Hello Future Humans! NASA Is Launching a Time Capsule Spacecraft in October

Artist's depiction of Lucy spacecraft

Odds are, you probably created a simple time capsule at some point during school, and enjoyed looking through it when you opened it up later on. Now NASA is installing a time capsule on its Lucy spacecraft intended for future humans, which is set to launch in October.

Lucy isn’t the first time capsule-style spacecraft humans have sent out into space. But while the Pioneer and Voyager probes were designed for whatever—or whoever—is lurking in interstellar space, Lucy will stay in our solar system and (hopefully) be recovered by future humans.

NASA worked with a variety of individuals to curate the contents of the capsule, which takes the form of a plaque. It features words from Nobel Laureates, Poet Laureates, and musicians along with a depiction of our solar system’s configuration as of October 16, 2021—the date Lucy is scheduled to launch on.

The Lucy Plaque, detailed more in the video below, includes some truly fantastic quotes from prominent people like Carl Sagan, Martin Luther King Jr., Albert Einstein, Kazuo Ishiguro, Juan Felipe Herrera, Charles Simic, Billy Collins, Rita Dove, Amanda Gorman, Orhan Pamuk, Joy Harjo, Brian May (of the band Queen), and all four Beatles. Each quote touches on topics central to the human experience like love, hope, cultural memory, the heavens, and eternity.


Once launched, the Lucy spacecraft will remain in a stable orbit traveling between Earth and the Trojan asteroids near Jupiter for hundreds of thousands of years, if not millions.

The quote by Charles Simic, Serbian American Poet and Pulitzer Prize winner, reads, “I’m writing to you from a world you’ll have a hard time imagining, to a world I can’t picture no matter how hard I try. Do you still have birds that wake you up in the morning with their singing and lovers who gaze at the stars trying to read in them the fate of their love? If you do, we’ll recognize one another.”

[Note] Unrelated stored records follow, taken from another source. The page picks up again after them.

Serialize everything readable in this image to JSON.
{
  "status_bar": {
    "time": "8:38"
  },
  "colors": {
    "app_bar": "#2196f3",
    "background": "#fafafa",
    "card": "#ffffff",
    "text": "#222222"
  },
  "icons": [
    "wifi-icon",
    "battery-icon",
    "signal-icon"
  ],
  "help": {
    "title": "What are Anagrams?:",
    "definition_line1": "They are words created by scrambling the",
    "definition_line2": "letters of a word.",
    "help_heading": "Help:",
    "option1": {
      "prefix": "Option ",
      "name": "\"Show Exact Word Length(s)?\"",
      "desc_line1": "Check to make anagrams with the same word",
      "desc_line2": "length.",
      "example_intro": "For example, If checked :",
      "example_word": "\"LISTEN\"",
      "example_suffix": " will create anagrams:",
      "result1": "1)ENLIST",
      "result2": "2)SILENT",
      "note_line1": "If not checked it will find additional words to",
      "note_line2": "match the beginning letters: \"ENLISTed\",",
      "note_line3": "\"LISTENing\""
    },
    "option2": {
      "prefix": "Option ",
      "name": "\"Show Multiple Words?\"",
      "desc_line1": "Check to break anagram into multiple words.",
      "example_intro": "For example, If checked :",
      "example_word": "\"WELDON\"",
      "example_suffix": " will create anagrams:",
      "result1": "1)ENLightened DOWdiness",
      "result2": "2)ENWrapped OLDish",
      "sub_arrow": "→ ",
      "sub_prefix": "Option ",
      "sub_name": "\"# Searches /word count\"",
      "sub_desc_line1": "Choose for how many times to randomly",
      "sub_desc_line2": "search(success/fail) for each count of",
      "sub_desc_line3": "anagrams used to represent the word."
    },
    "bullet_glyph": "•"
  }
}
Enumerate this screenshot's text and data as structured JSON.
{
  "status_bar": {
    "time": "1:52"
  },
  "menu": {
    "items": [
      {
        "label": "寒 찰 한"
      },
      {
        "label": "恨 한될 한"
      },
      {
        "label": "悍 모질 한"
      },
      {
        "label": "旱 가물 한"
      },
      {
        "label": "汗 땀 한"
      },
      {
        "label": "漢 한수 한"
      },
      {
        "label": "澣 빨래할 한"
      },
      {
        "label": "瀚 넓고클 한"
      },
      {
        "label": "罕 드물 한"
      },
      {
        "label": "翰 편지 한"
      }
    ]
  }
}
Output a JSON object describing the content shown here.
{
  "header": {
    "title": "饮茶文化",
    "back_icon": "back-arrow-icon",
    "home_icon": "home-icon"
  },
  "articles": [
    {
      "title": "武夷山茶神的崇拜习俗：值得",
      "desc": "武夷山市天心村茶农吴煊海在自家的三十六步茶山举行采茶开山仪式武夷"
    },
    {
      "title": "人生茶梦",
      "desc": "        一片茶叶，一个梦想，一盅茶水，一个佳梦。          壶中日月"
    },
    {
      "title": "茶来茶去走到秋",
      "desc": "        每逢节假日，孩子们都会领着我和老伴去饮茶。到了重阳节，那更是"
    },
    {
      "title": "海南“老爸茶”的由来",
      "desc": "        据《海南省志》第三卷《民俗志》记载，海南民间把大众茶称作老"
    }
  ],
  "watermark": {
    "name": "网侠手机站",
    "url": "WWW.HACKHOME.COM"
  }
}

American writer and science journalist Dava Sobel also wrote, “We, the inquisitive people of Earth, sent this robot spacecraft to explore the pristine small bodies orbiting near the largest planet in our solar system. We sought to trace our own origins as far back as evidence allowed. Even as we looked to the ancient past, we thought ahead to the day you might recover this relic of our science.” Hopefully, future astronomer-archaeologists will recover the capsule, share this teeny bit of our history with their civilization, and remember us fondly.

via Gizmodo

Suzanne Humphries Suzanne Humphries
Suzanne Humphries was a Commerce Editor for Review Geek. She has over seven years of experience across multiple publications researching and testing products, as well as writing and editing news, reviews, and how-to articles covering software, hardware, entertainment, networking, electronics, gaming, apps, security, finance, and small business. Read Full Bio »